You see it all the time at the 75-24 split. Like Monday afternoon and again in the evening, one car wrecks, slides or stalls and backs traffic up for miles.
"I've always thought they should do something," truck driver, Randy Dunn says.
Dunn says he's witnessed countless crashes here, many involving big-rigs like his, and says he knows first hand why.
"Your front end pushes and causes jack-knifing and you really have to slow down, really slow down, and bring your speed down under the posted speed limit because you can't do it with a truck," Dunn says.
The Federal Highway Administration shows the interchange as the second worst bottleneck spot in Tennessee on its map of urban truck corridors.
"It's a very crucial interchange and it's at the junction of two major interstates and it's definitely used by a lot of trucks," TDOT Region II spokesperson, Jennifer Flynn says.
TDOT says it gets frequent calls from truck and car drivers, complaining that it's dangerous and too congested.
"It's usually backed up, and then it will be normal before and then after. But right at the split is where everything messes up," driver Courtney Pagleno says.
"It makes us late on a lot of jobs, the backup and everything, with that curving," driver, Hursher Thurman says.
"We've remarked it, we've added new signage, we've done what we can for now without a total revamp of the thing," Flynn says.
But now they say, a total revamp might actually happen. State project planners are coming down from Nashville to present findings from their study and ideas to fix it.
The local TDOT office suspects they'll want to add lanes, flatten curves and possibly create more exits.
"We too are concerned with it and want to make sure that it goes forward and things are improved out there," Flynn says.
Several drivers we talked to say they hope plans move forward too for long-term results, but already dread the thought of road construction adding to the congestion in the short-term.

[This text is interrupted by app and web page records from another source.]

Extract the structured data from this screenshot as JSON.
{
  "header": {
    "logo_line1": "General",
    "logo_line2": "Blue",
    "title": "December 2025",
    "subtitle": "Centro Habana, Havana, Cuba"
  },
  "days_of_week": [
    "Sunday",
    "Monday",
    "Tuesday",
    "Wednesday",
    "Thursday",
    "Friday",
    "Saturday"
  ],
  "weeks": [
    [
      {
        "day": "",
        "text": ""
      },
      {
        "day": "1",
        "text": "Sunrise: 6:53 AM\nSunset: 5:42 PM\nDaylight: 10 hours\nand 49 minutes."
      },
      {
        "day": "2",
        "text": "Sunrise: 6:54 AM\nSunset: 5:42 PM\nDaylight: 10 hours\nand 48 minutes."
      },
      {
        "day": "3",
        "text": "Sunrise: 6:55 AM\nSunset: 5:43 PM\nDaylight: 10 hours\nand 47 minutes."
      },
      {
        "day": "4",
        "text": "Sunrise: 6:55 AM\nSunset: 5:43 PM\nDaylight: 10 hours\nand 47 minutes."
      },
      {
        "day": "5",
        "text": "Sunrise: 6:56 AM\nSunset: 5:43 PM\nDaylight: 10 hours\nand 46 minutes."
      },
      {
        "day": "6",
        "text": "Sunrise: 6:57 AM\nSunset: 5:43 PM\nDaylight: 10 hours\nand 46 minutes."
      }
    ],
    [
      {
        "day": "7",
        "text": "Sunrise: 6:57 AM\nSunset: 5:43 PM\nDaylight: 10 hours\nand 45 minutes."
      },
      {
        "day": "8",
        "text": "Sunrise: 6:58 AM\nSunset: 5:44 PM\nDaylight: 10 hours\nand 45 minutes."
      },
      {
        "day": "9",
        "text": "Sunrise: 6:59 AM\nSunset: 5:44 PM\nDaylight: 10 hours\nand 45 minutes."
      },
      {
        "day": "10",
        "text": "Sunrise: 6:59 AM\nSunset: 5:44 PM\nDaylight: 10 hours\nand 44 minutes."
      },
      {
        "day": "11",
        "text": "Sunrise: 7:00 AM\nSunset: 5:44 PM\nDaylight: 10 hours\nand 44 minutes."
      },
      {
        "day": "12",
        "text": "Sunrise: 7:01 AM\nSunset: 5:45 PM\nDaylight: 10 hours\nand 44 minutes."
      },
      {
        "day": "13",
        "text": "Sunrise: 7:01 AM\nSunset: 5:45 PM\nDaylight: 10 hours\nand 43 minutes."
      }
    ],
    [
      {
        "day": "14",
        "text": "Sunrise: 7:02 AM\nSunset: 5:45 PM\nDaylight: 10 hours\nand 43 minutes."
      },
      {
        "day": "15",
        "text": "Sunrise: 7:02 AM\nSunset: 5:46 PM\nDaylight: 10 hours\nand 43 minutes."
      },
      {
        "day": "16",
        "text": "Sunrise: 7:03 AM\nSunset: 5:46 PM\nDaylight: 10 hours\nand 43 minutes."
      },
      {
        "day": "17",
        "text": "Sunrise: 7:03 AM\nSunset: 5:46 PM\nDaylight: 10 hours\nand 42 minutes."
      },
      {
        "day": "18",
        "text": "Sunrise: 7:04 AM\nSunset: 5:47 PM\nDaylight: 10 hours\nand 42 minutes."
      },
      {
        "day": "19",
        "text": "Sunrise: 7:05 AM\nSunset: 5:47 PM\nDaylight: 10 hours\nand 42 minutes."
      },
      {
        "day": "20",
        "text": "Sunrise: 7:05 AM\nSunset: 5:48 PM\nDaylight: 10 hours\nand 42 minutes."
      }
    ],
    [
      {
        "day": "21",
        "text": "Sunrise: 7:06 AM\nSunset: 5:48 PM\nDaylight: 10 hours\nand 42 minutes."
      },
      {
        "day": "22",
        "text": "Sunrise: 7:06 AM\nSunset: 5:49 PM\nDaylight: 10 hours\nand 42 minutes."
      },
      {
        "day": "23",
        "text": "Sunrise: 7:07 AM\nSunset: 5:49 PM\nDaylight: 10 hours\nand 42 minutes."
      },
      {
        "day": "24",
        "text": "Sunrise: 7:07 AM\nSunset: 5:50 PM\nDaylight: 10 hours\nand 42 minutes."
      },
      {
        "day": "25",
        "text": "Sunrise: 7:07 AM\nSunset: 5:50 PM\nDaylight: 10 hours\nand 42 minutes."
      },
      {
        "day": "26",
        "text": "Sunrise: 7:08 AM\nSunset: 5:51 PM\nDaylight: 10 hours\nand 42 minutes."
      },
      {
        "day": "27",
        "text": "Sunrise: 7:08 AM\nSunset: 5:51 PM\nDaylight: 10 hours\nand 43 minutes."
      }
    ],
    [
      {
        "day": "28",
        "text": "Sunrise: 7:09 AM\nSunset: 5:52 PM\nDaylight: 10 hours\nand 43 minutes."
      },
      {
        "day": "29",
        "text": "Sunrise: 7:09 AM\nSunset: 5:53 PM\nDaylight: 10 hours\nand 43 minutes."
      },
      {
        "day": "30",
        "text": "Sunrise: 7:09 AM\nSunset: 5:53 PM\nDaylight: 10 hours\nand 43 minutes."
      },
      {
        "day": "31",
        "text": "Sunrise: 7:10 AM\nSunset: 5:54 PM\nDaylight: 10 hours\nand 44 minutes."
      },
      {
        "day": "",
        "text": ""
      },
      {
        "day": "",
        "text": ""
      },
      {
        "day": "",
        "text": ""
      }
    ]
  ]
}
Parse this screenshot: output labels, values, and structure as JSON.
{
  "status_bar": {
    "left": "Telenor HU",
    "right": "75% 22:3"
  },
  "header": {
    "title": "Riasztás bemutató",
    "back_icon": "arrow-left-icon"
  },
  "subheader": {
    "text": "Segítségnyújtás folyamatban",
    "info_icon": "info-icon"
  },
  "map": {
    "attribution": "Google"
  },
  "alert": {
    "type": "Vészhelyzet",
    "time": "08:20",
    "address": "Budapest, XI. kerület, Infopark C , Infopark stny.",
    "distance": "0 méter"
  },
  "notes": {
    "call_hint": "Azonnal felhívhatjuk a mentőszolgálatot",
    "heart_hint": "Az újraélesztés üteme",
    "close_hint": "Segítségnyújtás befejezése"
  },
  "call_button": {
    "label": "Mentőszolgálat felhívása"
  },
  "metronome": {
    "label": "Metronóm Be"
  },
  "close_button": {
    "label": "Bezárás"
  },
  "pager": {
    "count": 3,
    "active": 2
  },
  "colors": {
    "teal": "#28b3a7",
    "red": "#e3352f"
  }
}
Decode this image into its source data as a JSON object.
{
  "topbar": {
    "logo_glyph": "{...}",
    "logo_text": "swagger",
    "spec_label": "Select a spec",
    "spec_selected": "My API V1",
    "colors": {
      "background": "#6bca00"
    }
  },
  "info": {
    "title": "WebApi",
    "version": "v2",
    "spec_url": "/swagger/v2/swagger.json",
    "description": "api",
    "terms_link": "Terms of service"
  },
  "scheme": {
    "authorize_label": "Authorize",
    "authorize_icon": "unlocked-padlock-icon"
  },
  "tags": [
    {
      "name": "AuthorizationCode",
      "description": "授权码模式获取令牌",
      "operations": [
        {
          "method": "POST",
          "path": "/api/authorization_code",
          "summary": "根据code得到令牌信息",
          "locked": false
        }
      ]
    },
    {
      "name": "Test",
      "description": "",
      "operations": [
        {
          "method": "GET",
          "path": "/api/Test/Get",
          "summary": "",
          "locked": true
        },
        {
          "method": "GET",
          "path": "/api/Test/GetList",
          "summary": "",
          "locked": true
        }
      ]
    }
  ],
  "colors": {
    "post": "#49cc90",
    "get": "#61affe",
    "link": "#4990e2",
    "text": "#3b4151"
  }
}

The state project planners will reveal their design for a massive rebuild of the split Wednesday to stockholders.
The local TDOT office says it's in the dark right now over specifics, including a proposed timeline.